This is why I am crossing my fingers very tightly for Supergirl. Given how it has introduced itself to the world, and fair or not, more is riding on its success than its creators probably realize. Done right, the show can tap into the same hunger for goodwill and optimism and compelling, complex female characters that made Frozen such a worldwide phenomenon and still lingers out there waiting to be embraced again. It can deliver the message that not only can women lead a superhero franchise, but that they don’t have to do so by adopting the same gritty, troubled persona as the menfolk. And it would be wonderful indeed to see some of that optimism permeate the other superhero stories that are flooding our screens instead of condemning us to a parade of furrowed brows and punching for the next ten years. Let’s have something that leaves us happy and renewed instead of forcing us to ruminate on the bleak existentialist wasteland that is life.
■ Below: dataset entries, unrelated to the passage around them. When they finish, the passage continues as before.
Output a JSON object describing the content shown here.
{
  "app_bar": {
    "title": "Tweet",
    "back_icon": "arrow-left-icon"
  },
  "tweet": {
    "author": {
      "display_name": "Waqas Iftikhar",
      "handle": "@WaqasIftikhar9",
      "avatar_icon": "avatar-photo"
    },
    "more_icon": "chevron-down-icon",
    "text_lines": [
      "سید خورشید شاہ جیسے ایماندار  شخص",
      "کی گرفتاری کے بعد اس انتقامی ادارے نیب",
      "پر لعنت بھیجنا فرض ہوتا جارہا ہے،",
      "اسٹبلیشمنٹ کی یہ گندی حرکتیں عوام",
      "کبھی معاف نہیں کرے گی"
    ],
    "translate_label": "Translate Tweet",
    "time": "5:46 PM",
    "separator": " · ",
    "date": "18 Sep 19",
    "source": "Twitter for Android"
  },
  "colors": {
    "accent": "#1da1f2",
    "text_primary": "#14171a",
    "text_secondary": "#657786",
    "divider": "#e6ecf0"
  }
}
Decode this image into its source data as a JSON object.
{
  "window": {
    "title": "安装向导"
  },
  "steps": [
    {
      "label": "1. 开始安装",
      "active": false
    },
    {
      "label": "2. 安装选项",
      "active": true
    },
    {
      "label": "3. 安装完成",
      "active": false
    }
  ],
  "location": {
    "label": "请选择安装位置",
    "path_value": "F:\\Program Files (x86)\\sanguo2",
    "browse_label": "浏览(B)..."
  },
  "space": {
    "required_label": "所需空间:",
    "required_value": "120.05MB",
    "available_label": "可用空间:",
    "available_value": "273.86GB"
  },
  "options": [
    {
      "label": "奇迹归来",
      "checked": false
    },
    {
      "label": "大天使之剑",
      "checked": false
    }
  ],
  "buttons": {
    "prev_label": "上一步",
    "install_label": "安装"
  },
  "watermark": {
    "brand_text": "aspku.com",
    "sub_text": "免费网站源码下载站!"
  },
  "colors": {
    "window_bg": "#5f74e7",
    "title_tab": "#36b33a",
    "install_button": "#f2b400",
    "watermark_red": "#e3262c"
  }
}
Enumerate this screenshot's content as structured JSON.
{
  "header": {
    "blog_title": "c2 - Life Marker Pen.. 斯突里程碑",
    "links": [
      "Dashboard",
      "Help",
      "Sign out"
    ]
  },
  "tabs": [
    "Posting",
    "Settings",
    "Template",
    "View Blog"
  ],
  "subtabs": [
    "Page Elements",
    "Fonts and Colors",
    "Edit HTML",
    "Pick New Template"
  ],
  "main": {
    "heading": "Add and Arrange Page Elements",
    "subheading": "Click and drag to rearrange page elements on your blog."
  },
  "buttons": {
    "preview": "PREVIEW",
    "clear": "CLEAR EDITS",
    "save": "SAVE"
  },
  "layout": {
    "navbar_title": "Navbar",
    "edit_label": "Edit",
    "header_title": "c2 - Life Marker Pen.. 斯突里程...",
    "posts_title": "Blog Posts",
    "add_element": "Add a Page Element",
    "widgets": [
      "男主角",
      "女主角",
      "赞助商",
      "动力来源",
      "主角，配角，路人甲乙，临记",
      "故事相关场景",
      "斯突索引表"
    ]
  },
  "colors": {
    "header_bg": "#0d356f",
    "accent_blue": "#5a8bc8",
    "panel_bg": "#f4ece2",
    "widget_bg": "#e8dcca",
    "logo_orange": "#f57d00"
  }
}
If the show doesn’t work, if it falls back into the cheeseball antics of the bad old days of the 80’s and 90’s, then, attitudes being as they are, not only will the likes of Ike Perlmutter be vindicated in their beliefs about the box office non-viability of female superheroes, but it will also be taken as a reinforcement of the (in my opinion, erroneous) idea that comic book movies have to be dark and cynical in order to find an audience. No one is suggesting that the stories shouldn’t have conflict, but the victories that come of those conflicts shouldn’t always feel so Pyrrhic so that one walks out of the theater or turns off the television worn out and depressed when we were meant to have been inspired. There’s that old chestnut about a movie or a show that makes you stand up and cheer; we haven’t had that for a very long time, and we really need it – boys and girls alike. So Godspeed, Supergirl, may you fly far, and may you turn out to be everything we’re hoping for and far more.
No pressure or anything.